Updated: Sep 3, 2018
It might seem easier to grab take-out from a drive through than to prepare your own quick meals, but these easy and kid-friendly "fast food" options will prove that healthy can save you time, money, and sanity.
I was at school pick-up the other day talking to a few parents about shuffling children from one activity to the next when the conversation turned to food. I heard someone joke, “they barely have a chance to eat!” Being a dedicated eater myself, I began to panic slightly. (Let me clarify: I love food. A lot. I love it so much that I write a blog about healthy eating. I’m one of those people who completes one meal and starts to plan what and when the next meal will be.)
“No, seriously,” I interjected, “how do you fit dinner into all this? Do you eat at 9pm?” Since our children are 7, this seems a bit late for me. And by a bit late, I mean too late - the kids need to eat earlier than that because if they don’t, they get “hangry”.
The kids need to eat - if they don't, they get "hangry".
With the advent of numerous extracurricular activities, playdates and school, parents now add the role of personal assistant to their repertoire of careers. While these activities offer a lot of developmental benefits to your children, they also leave you with a shortage of time and a familiar smile from that guy at the McDonald’s drive-thru window.

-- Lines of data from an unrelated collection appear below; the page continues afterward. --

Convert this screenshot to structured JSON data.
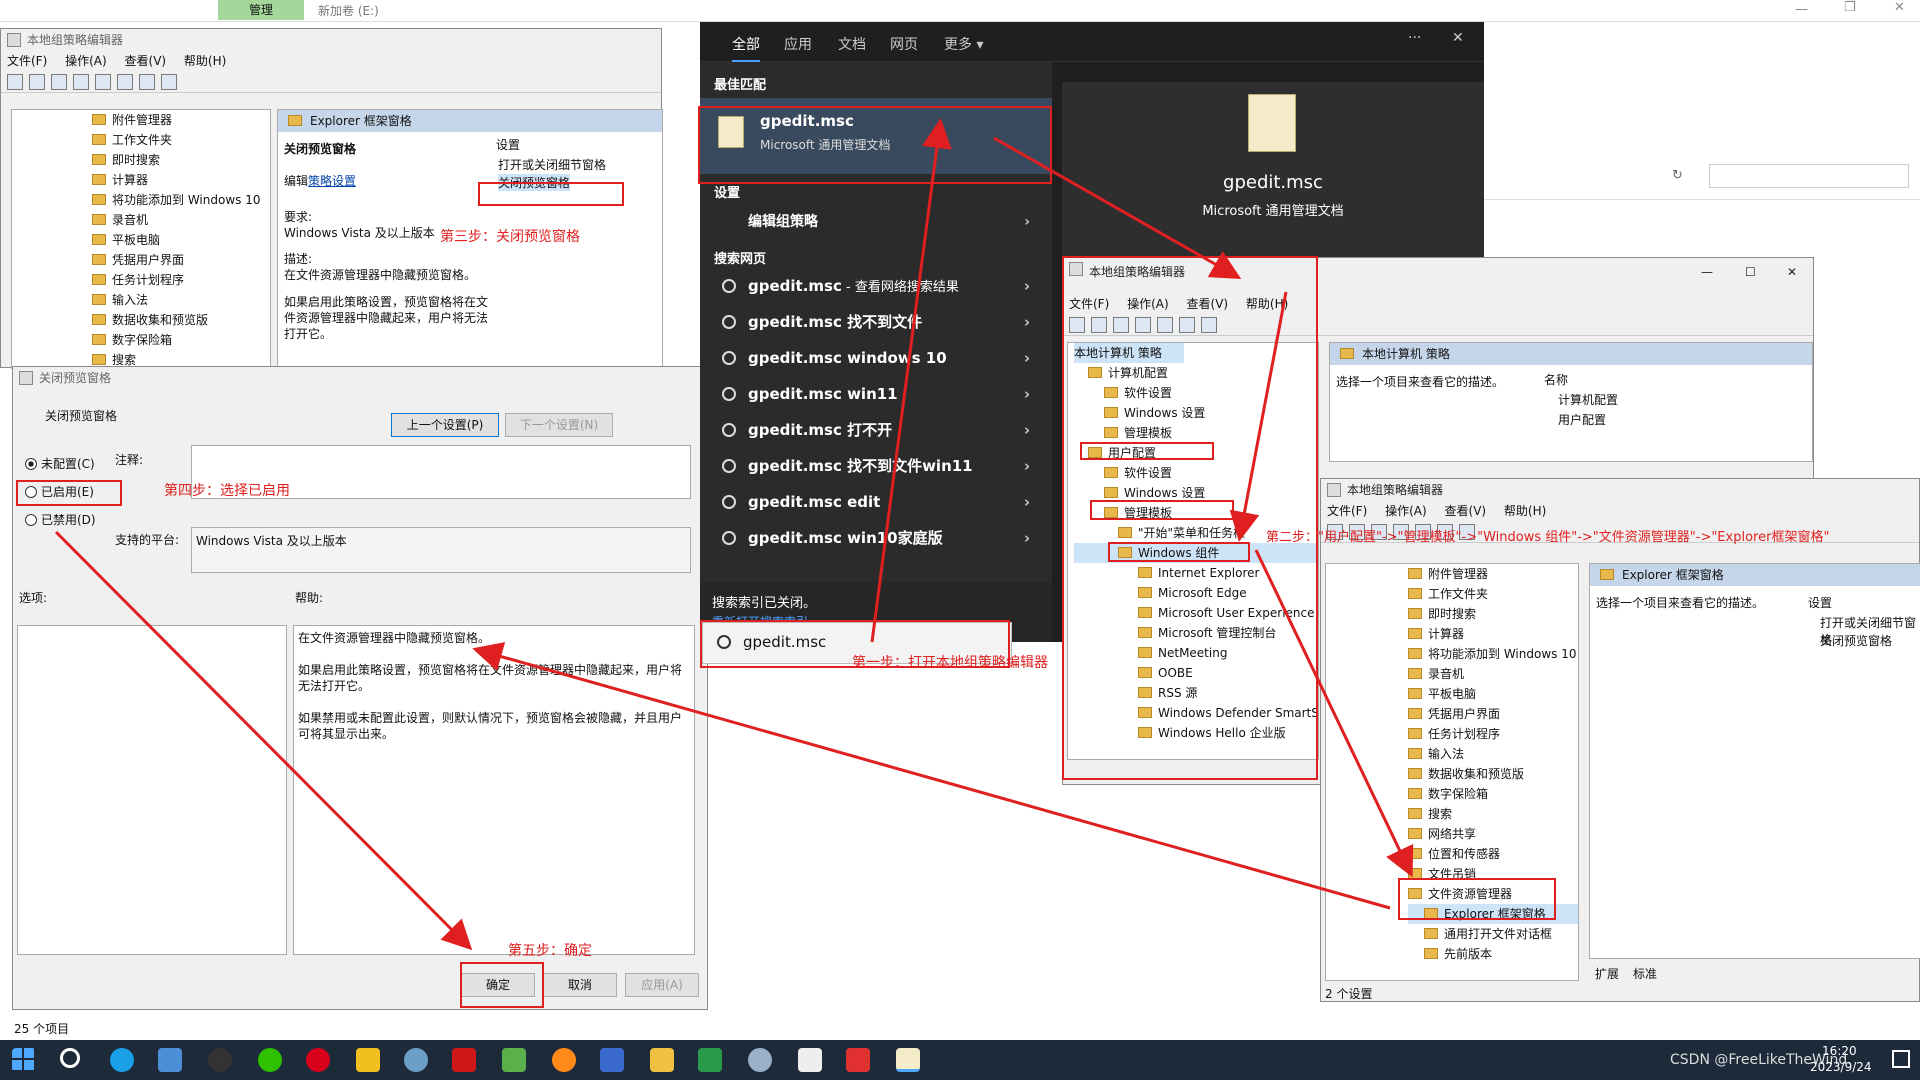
{
  "explorer_bg": {
    "ribbon_tab": "管理",
    "drive_label": "新加卷 (E:)",
    "status": "25 个项目"
  },
  "gpedit_main": {
    "title": "本地组策略编辑器",
    "menu": [
      "文件(F)",
      "操作(A)",
      "查看(V)",
      "帮助(H)"
    ],
    "tree": [
      "附件管理器",
      "工作文件夹",
      "即时搜索",
      "计算器",
      "将功能添加到 Windows 10",
      "录音机",
      "平板电脑",
      "凭据用户界面",
      "任务计划程序",
      "输入法",
      "数据收集和预览版",
      "数字保险箱",
      "搜索"
    ],
    "panel_title": "Explorer 框架窗格",
    "policy_name": "关闭预览窗格",
    "edit_prefix": "编辑",
    "edit_link": "策略设置",
    "req_label": "要求:",
    "req_value": "Windows Vista 及以上版本",
    "desc_label": "描述:",
    "desc_1": "在文件资源管理器中隐藏预览窗格。",
    "desc_2": "如果启用此策略设置，预览窗格将在文件资源管理器中隐藏起来，用户将无法打开它。",
    "settings_header": "设置",
    "settings": [
      "打开或关闭细节窗格",
      "关闭预览窗格"
    ]
  },
  "dialog": {
    "title": "关闭预览窗格",
    "policy": "关闭预览窗格",
    "prev_btn": "上一个设置(P)",
    "next_btn": "下一个设置(N)",
    "opt_unconfigured": "未配置(C)",
    "opt_enabled": "已启用(E)",
    "opt_disabled": "已禁用(D)",
    "comment_label": "注释:",
    "platform_label": "支持的平台:",
    "platform_value": "Windows Vista 及以上版本",
    "options_label": "选项:",
    "help_label": "帮助:",
    "help_1": "在文件资源管理器中隐藏预览窗格。",
    "help_2": "如果启用此策略设置，预览窗格将在文件资源管理器中隐藏起来，用户将无法打开它。",
    "help_3": "如果禁用或未配置此设置，则默认情况下，预览窗格会被隐藏，并且用户可将其显示出来。",
    "ok": "确定",
    "cancel": "取消",
    "apply": "应用(A)"
  },
  "search": {
    "tabs": [
      "全部",
      "应用",
      "文档",
      "网页",
      "更多"
    ],
    "best_match_label": "最佳匹配",
    "best_name": "gpedit.msc",
    "best_type": "Microsoft 通用管理文档",
    "settings_label": "设置",
    "settings_item": "编辑组策略",
    "web_label": "搜索网页",
    "web_items": [
      {
        "main": "gpedit.msc",
        "sub": " - 查看网络搜索结果"
      },
      {
        "main": "gpedit.msc 找不到文件",
        "sub": ""
      },
      {
        "main": "gpedit.msc windows 10",
        "sub": ""
      },
      {
        "main": "gpedit.msc win11",
        "sub": ""
      },
      {
        "main": "gpedit.msc 打不开",
        "sub": ""
      },
      {
        "main": "gpedit.msc 找不到文件win11",
        "sub": ""
      },
      {
        "main": "gpedit.msc edit",
        "sub": ""
      },
      {
        "main": "gpedit.msc win10家庭版",
        "sub": ""
      }
    ],
    "index_off": "搜索索引已关闭。",
    "reindex_link": "重新打开搜索索引。",
    "preview_name": "gpedit.msc",
    "preview_type": "Microsoft 通用管理文档",
    "query": "gpedit.msc"
  },
  "gpedit2": {
    "title": "本地组策略编辑器",
    "menu": [
      "文件(F)",
      "操作(A)",
      "查看(V)",
      "帮助(H)"
    ],
    "root": "本地计算机 策略",
    "tree": [
      "计算机配置",
      "软件设置",
      "Windows 设置",
      "管理模板",
      "用户配置",
      "软件设置",
      "Windows 设置",
      "管理模板",
      "\"开始\"菜单和任务栏",
      "Windows 组件",
      "Internet Explorer",
      "Microsoft Edge",
      "Microsoft User Experience",
      "Microsoft 管理控制台",
      "NetMeeting",
      "OOBE",
      "RSS 源",
      "Windows Defender SmartScreen",
      "Windows Hello 企业版"
    ],
    "panel_title": "本地计算机 策略",
    "hint": "选择一个项目来查看它的描述。",
    "name_header": "名称",
    "items": [
      "计算机配置",
      "用户配置"
    ]
  },
  "gpedit3": {
    "title": "本地组策略编辑器",
    "menu": [
      "文件(F)",
      "操作(A)",
      "查看(V)",
      "帮助(H)"
    ],
    "tree": [
      "附件管理器",
      "工作文件夹",
      "即时搜索",
      "计算器",
      "将功能添加到 Windows 10",
      "录音机",
      "平板电脑",
      "凭据用户界面",
      "任务计划程序",
      "输入法",
      "数据收集和预览版",
      "数字保险箱",
      "搜索",
      "网络共享",
      "位置和传感器",
      "文件吊销",
      "文件资源管理器",
      "Explorer 框架窗格",
      "通用打开文件对话框",
      "先前版本"
    ],
    "panel_title": "Explorer 框架窗格",
    "hint": "选择一个项目来查看它的描述。",
    "settings_header": "设置",
    "settings": [
      "打开或关闭细节窗格",
      "关闭预览窗格"
    ],
    "tab_ext": "扩展",
    "tab_std": "标准",
    "status": "2 个设置"
  },
  "annotations": {
    "step1": "第一步：打开本地组策略编辑器",
    "step2": "第二步：\"用户配置\"->\"管理模板\"->\"Windows 组件\"->\"文件资源管理器\"->\"Explorer框架窗格\"",
    "step3": "第三步：关闭预览窗格",
    "step4": "第四步：选择已启用",
    "step5": "第五步：确定"
  },
  "taskbar": {
    "time": "16:20",
    "date": "2023/9/24",
    "watermark": "CSDN @FreeLikeTheWind."
  },
  "colors": {
    "annotation": "#e02020",
    "search_bg": "#1f1f1f",
    "accent": "#0078d4"
  }
}
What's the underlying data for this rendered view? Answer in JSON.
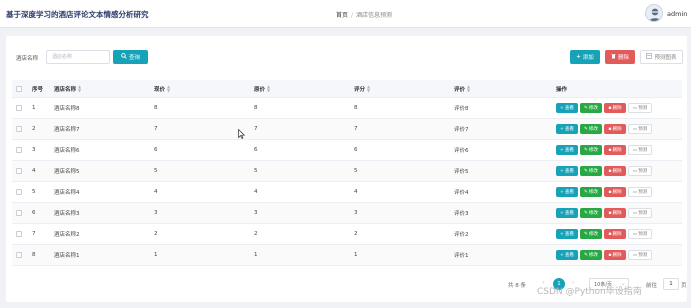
{
  "header": {
    "app_title": "基于深度学习的酒店评论文本情感分析研究",
    "breadcrumb_home": "首页",
    "breadcrumb_current": "酒店信息预测",
    "user_name": "admin"
  },
  "toolbar": {
    "search_label": "酒店名称",
    "search_placeholder": "酒店名称",
    "search_button": "查询",
    "add_button": "添加",
    "delete_button": "删除",
    "predict_chart_button": "预测图表"
  },
  "table": {
    "columns": [
      "序号",
      "酒店名称",
      "现价",
      "原价",
      "评分",
      "评价",
      "操作"
    ],
    "rows": [
      {
        "idx": "1",
        "name": "酒店名称8",
        "now": "8",
        "price": "8",
        "score": "8",
        "review": "评价8"
      },
      {
        "idx": "2",
        "name": "酒店名称7",
        "now": "7",
        "price": "7",
        "score": "7",
        "review": "评价7"
      },
      {
        "idx": "3",
        "name": "酒店名称6",
        "now": "6",
        "price": "6",
        "score": "6",
        "review": "评价6"
      },
      {
        "idx": "4",
        "name": "酒店名称5",
        "now": "5",
        "price": "5",
        "score": "5",
        "review": "评价5"
      },
      {
        "idx": "5",
        "name": "酒店名称4",
        "now": "4",
        "price": "4",
        "score": "4",
        "review": "评价4"
      },
      {
        "idx": "6",
        "name": "酒店名称3",
        "now": "3",
        "price": "3",
        "score": "3",
        "review": "评价3"
      },
      {
        "idx": "7",
        "name": "酒店名称2",
        "now": "2",
        "price": "2",
        "score": "2",
        "review": "评价2"
      },
      {
        "idx": "8",
        "name": "酒店名称1",
        "now": "1",
        "price": "1",
        "score": "1",
        "review": "评价1"
      }
    ],
    "row_actions": {
      "view": "查看",
      "edit": "修改",
      "delete": "删除",
      "predict": "预测"
    }
  },
  "pagination": {
    "total_text": "共 8 条",
    "current_page": "1",
    "page_size": "10条/页",
    "goto_label": "前往",
    "goto_value": "1",
    "page_unit": "页"
  },
  "watermark": "CSDN @Python毕设指南",
  "colors": {
    "primary": "#17a2b8",
    "success": "#28a745",
    "danger": "#e15b5b",
    "title": "#2b3b6c"
  }
}
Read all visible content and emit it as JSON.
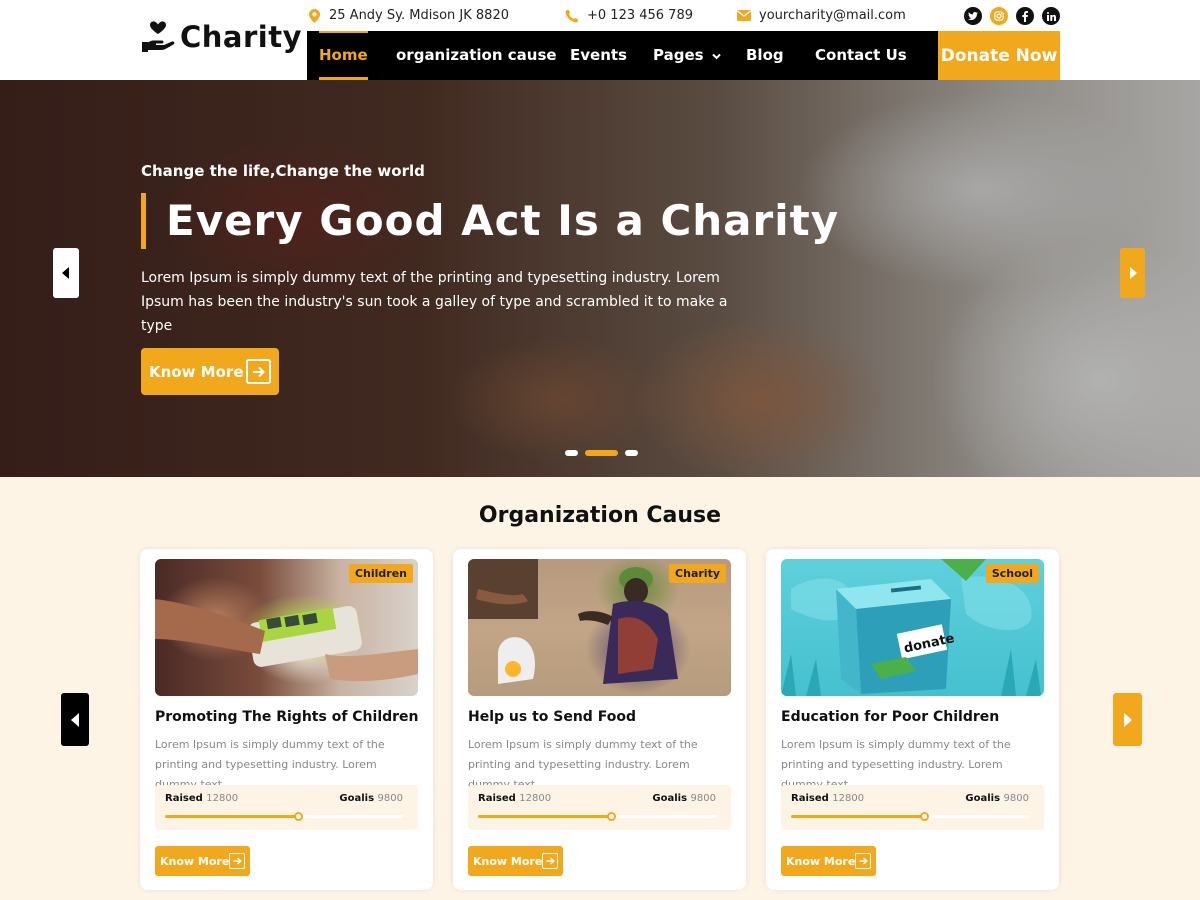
{
  "brand": {
    "name": "Charity"
  },
  "topbar": {
    "address": "25 Andy Sy. Mdison JK 8820",
    "phone": "+0 123 456 789",
    "email": "yourcharity@mail.com",
    "socials": [
      "twitter-icon",
      "instagram-icon",
      "facebook-icon",
      "linkedin-icon"
    ]
  },
  "nav": {
    "items": [
      {
        "label": "Home"
      },
      {
        "label": "organization cause"
      },
      {
        "label": "Events"
      },
      {
        "label": "Pages"
      },
      {
        "label": "Blog"
      },
      {
        "label": "Contact Us"
      }
    ],
    "donate_label": "Donate Now"
  },
  "hero": {
    "subtitle": "Change the life,Change the world",
    "title": "Every Good Act Is a Charity",
    "text": "Lorem Ipsum is simply dummy text of the printing and typesetting industry. Lorem Ipsum has been the industry's sun took a galley of type and scrambled it to make a type",
    "button_label": "Know More",
    "active_slide": 2,
    "slide_count": 3
  },
  "causes": {
    "title": "Organization Cause",
    "cards": [
      {
        "tag": "Children",
        "title": "Promoting The Rights of Children",
        "desc": "Lorem Ipsum is simply dummy text of the printing and typesetting industry. Lorem dummy text",
        "raised_label": "Raised",
        "raised": "12800",
        "goal_label": "Goalis",
        "goal": "9800",
        "progress": 0.56,
        "button_label": "Know More"
      },
      {
        "tag": "Charity",
        "title": "Help us to Send Food",
        "desc": "Lorem Ipsum is simply dummy text of the printing and typesetting industry. Lorem dummy text .",
        "raised_label": "Raised",
        "raised": "12800",
        "goal_label": "Goalis",
        "goal": "9800",
        "progress": 0.56,
        "button_label": "Know More"
      },
      {
        "tag": "School",
        "title": "Education for Poor Children",
        "desc": "Lorem Ipsum is simply dummy text of the printing and typesetting industry. Lorem dummy text .",
        "raised_label": "Raised",
        "raised": "12800",
        "goal_label": "Goalis",
        "goal": "9800",
        "progress": 0.56,
        "button_label": "Know More"
      }
    ]
  },
  "colors": {
    "accent": "#f2a81d",
    "dark": "#000000",
    "section_bg": "#fdf4e6"
  }
}
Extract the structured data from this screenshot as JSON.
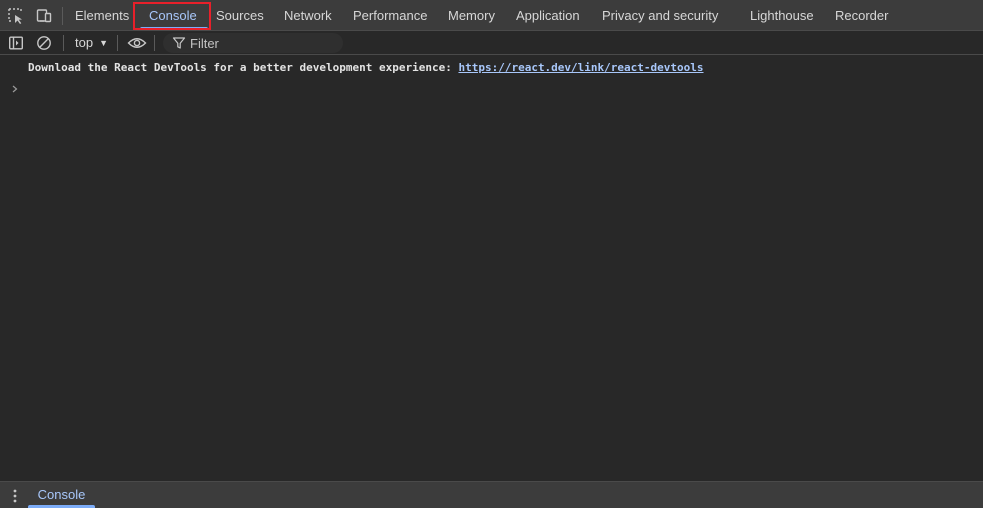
{
  "tabbar": {
    "tabs": [
      {
        "label": "Elements"
      },
      {
        "label": "Console"
      },
      {
        "label": "Sources"
      },
      {
        "label": "Network"
      },
      {
        "label": "Performance"
      },
      {
        "label": "Memory"
      },
      {
        "label": "Application"
      },
      {
        "label": "Privacy and security"
      },
      {
        "label": "Lighthouse"
      },
      {
        "label": "Recorder"
      }
    ],
    "active_tab": "Console",
    "icons": [
      "inspect-element-icon",
      "device-toolbar-icon"
    ]
  },
  "toolbar": {
    "context": "top",
    "filter_placeholder": "Filter",
    "icons": [
      "sidebar-toggle-icon",
      "clear-console-icon",
      "live-expression-eye-icon",
      "filter-icon"
    ]
  },
  "console": {
    "message_text": "Download the React DevTools for a better development experience: ",
    "message_link": "https://react.dev/link/react-devtools"
  },
  "drawer": {
    "tab_label": "Console"
  },
  "colors": {
    "accent": "#a8c7fa",
    "highlight_border": "#e8202a",
    "background": "#282828",
    "toolbar_background": "#3c3c3c"
  }
}
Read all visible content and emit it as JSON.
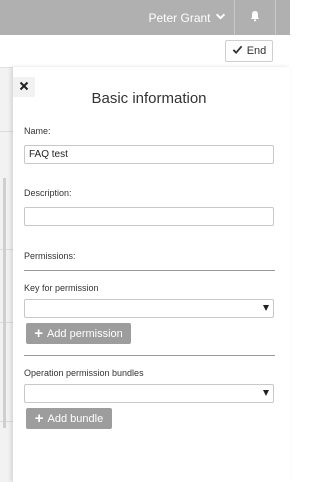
{
  "topbar": {
    "user_name": "Peter Grant",
    "user_icon": "chevron-down-icon",
    "bell_icon": "bell-icon"
  },
  "toolbar": {
    "end_label": "End",
    "end_icon": "checkmark-icon"
  },
  "panel": {
    "close_icon": "close-icon",
    "title": "Basic information",
    "name_label": "Name:",
    "name_value": "FAQ test",
    "description_label": "Description:",
    "description_value": "",
    "permissions_label": "Permissions:",
    "key_label": "Key for permission",
    "add_permission_label": "Add permission",
    "bundles_label": "Operation permission bundles",
    "add_bundle_label": "Add bundle"
  },
  "colors": {
    "topbar": "#b0b0b0",
    "button_gray": "#9d9d9d"
  }
}
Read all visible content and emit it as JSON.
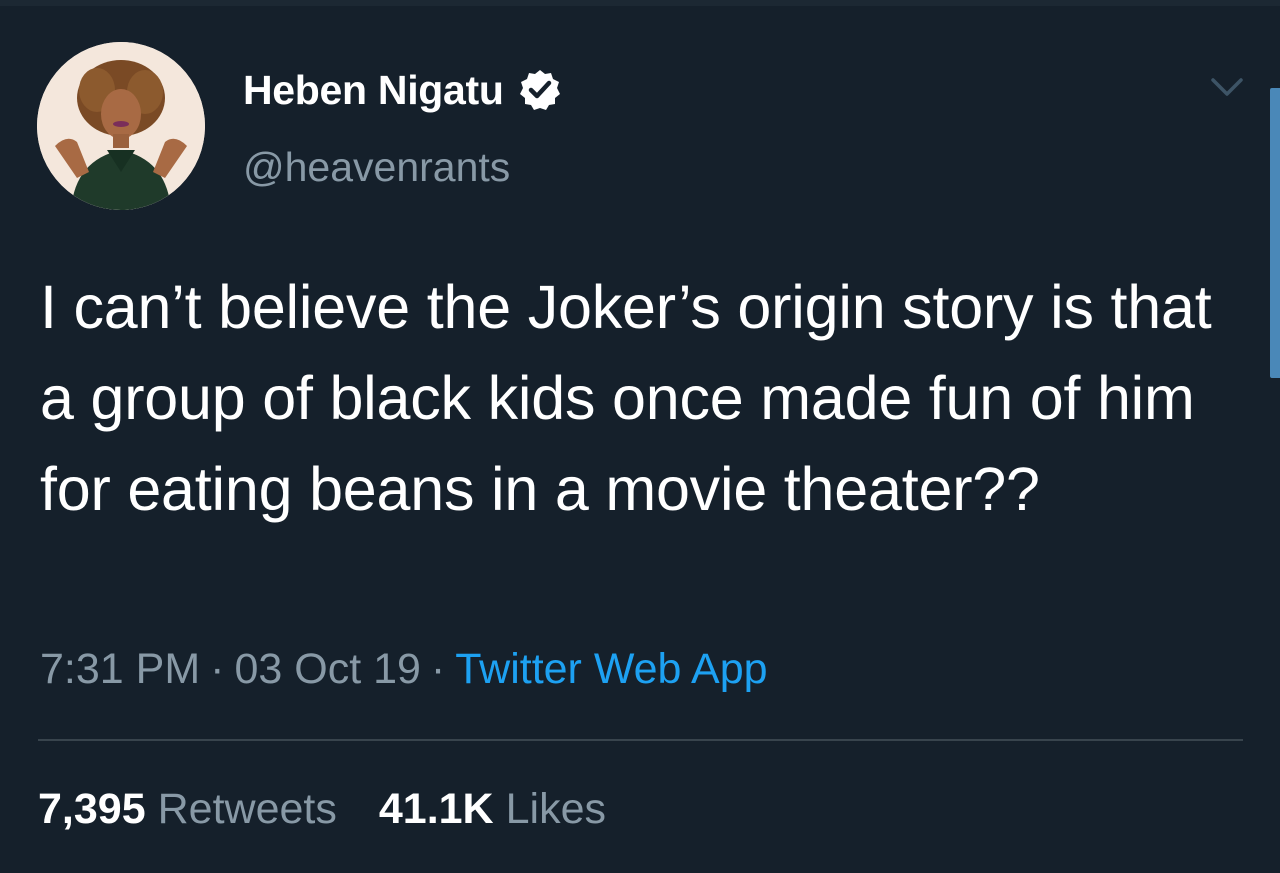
{
  "user": {
    "display_name": "Heben Nigatu",
    "handle": "@heavenrants",
    "verified": true
  },
  "tweet": {
    "text": "I can’t believe the Joker’s origin story is that a group of black kids once made fun of him for eating beans in a movie theater??",
    "time": "7:31 PM",
    "date": "03 Oct 19",
    "separator": "·",
    "source": "Twitter Web App"
  },
  "stats": {
    "retweets_count": "7,395",
    "retweets_label": "Retweets",
    "likes_count": "41.1K",
    "likes_label": "Likes"
  },
  "icons": {
    "verified": "verified-badge-icon",
    "menu": "chevron-down-icon"
  },
  "colors": {
    "background": "#15202b",
    "text_primary": "#ffffff",
    "text_secondary": "#8899a6",
    "accent": "#1da1f2",
    "divider": "#38444d"
  }
}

I don’t know any parent who, when asked about what they would choose for their kids to eat, would select fast food with little to no nutritious value. Yet, with all they have to coordinate and squeeze into one day, this is often what parents resort to feeding their kids. And by consuming so many processed sugary and salty foods, children also learn to prefer shelf-stable snacks and treats as opposed to real food. Enter snack kits.
To ensure busy schedules don’t mean unhealthy meals, I make these snack kits!
On the days when I pick up the kids, somehow my time zaps into a warp speed. The clock suddenly reminds me that it's time to go, and I have no snacks for the kids to eat. This is where some simple prep can go a long way.
I bought these Systema containers and prepare them with half veggies, a quarter protein, and a quarter something crunchy (this picture shows some red pepper hummus and gluten-free pretzels - they’re extra crunchy! - but you can use peanut butter, cheese, or a handful of nuts for the protein, and whole grain crackers, carrots, or mini rice cakes for the crunch).
There's really nothing extraordinary about this kit - the hummus and pretzels are divided by good old-fashioned wax paper (no one can complain about soggy pretzels!) - and my kids usually finish this before we get home. I bought 10 containers (obviously, this isn't necessary, but it does make it easy to prepare 5 snacks for two kids on a Sunday night.)
Bottom line: snack kits are an easy way to have health fast-food on the go!